How to Adapt Your Learning Strategy to Reach All Learners
When is the last time you took a standardized test? Do you feel like it fairly measured your intelligence and knowledge? Did you enjoy taking the SAT or ACT? For most (and myself), the answer is no. Even though standardized tests, huge lecture halls, and power point decks are the norm for the education industry, it doesn’t mean students are actually learning.
Image source: Medium 
I want to take a moment and pay tribute to someone who influenced my learning journey greatly – my mother. Without her influence I would have gone astray and who knows where I would have wound up. A few months ago I was attending the ASU-GSV Summit – a conference my mother certainly would have loved to attend given her passion for education and learning – where great keynote speakers such as Michael Moe, Jeff Weiner and Betsy Devos shared personal insights on the challenges the education world faces today. The 3-day event helped crystallize a thought I have had for a very long time:

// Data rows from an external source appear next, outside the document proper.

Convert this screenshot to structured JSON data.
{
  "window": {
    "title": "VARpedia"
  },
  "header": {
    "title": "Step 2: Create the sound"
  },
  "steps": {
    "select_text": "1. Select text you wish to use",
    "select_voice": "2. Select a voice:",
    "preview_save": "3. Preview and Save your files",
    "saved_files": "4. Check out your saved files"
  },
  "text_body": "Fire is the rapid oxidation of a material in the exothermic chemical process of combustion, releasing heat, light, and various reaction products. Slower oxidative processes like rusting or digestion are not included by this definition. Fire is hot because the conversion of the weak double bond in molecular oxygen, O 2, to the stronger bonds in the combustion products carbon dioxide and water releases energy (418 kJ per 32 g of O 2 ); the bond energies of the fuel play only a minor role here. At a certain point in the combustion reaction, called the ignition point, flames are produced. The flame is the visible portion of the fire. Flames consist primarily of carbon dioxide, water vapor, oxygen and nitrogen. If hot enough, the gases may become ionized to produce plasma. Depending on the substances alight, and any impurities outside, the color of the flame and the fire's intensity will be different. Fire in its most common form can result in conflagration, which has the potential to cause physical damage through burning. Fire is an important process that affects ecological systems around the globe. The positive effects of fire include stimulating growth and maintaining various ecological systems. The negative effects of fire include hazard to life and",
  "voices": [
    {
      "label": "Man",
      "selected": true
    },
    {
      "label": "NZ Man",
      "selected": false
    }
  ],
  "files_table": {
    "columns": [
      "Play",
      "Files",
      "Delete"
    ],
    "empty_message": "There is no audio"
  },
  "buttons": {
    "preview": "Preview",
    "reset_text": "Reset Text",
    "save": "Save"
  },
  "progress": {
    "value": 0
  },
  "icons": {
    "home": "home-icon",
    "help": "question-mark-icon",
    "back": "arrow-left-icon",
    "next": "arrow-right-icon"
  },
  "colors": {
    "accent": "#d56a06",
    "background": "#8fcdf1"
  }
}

Learning is not a hat, and one size certainly does not fit all.
I’ll explain my thought a bit more by sharing the way I learn and how that differs from traditional training or education. Throughout my life people have been shoving textbooks in my face and asking me to sit in classrooms to listen to lectures. While I found a way to make it through and get my degree, to say I learned anything of value might be a stretch.
See, I am one of those people that came out of the womb wondering “What’s in it for me?”, which is commonly referred to as everyone’s favorite radio station, WIIFM. It picked up steam in pre-school and has continued through my lifelong learning journey. Each time I am presented with interesting information I become immersed in the topic. I work feverishly to review content (using articles, books, videos, games, etc.) and then attempt to apply it so I can determine the value of what I have just learned.
Now, imagine trying to train someone like me at a large company on compliance-related topics with tools like video, lengthy e-learning programs or (heavens forbid) a power point deck. The likelihood of success on that endeavor would be less than zero. Unless forced to, I would never click on an email yet alone read and retain any of the content.
So, the question is, how can an organization or educator transform from a model that assumes all people learn the same to one where the learner picks their path or consumption model?
It starts by recognizing that each individual is unique and there is not one technology or learning platform that can do it all; that includes your LMS, MOOC, MOODLE or POODLE. Once an organization recognizes this fact, they can focus on providing learners with a wide array of tools and solutions that allow individuals to choose the style of learning that fits them instead of the one that fits the instructors or corporations’ viewpoint.
As you can see from the chart below, the modern learner is vastly different from the one of yesterday. Adapting to this challenge, while it may be daunting, is essential if companies want to close the skills gap with their existing employees and avoid recruiting new ones each time the need arises.
Source: Bersin by Deloitte
While this challenge is daunting to learning professionals, the good news is there has never been a better time to look for alternative learning solutions. The investment in education technology (Ed Tech) has gone from $550M invested in 2010 to $2.1B today. Even more, a recent report shows gamification (an element proven to increase knowledge retention) will boom to $22.9B by 2020 .
At mLevel we work hard every day to ensure even the most distracted learners are retaining information. We believe in breaking up long content into short, bite-sized chunks. Offering information in a wide array of activities – ranging from true/false questions to game-based and scenario-based activities – helps keep all kinds of learners engaged and certainly beats an hour-long lecture or power point deck.
While some companies use our platform as their primary learning software, mLevel is most often used as a blended solution alongside your existing learning management system. Using a blended solution by adding an element of microlearning and game-based learning will help reach more learners and produce more effective outcomes.
So keep your chin up and remember that learning is not like a hat… and certainly one-size does not fit all.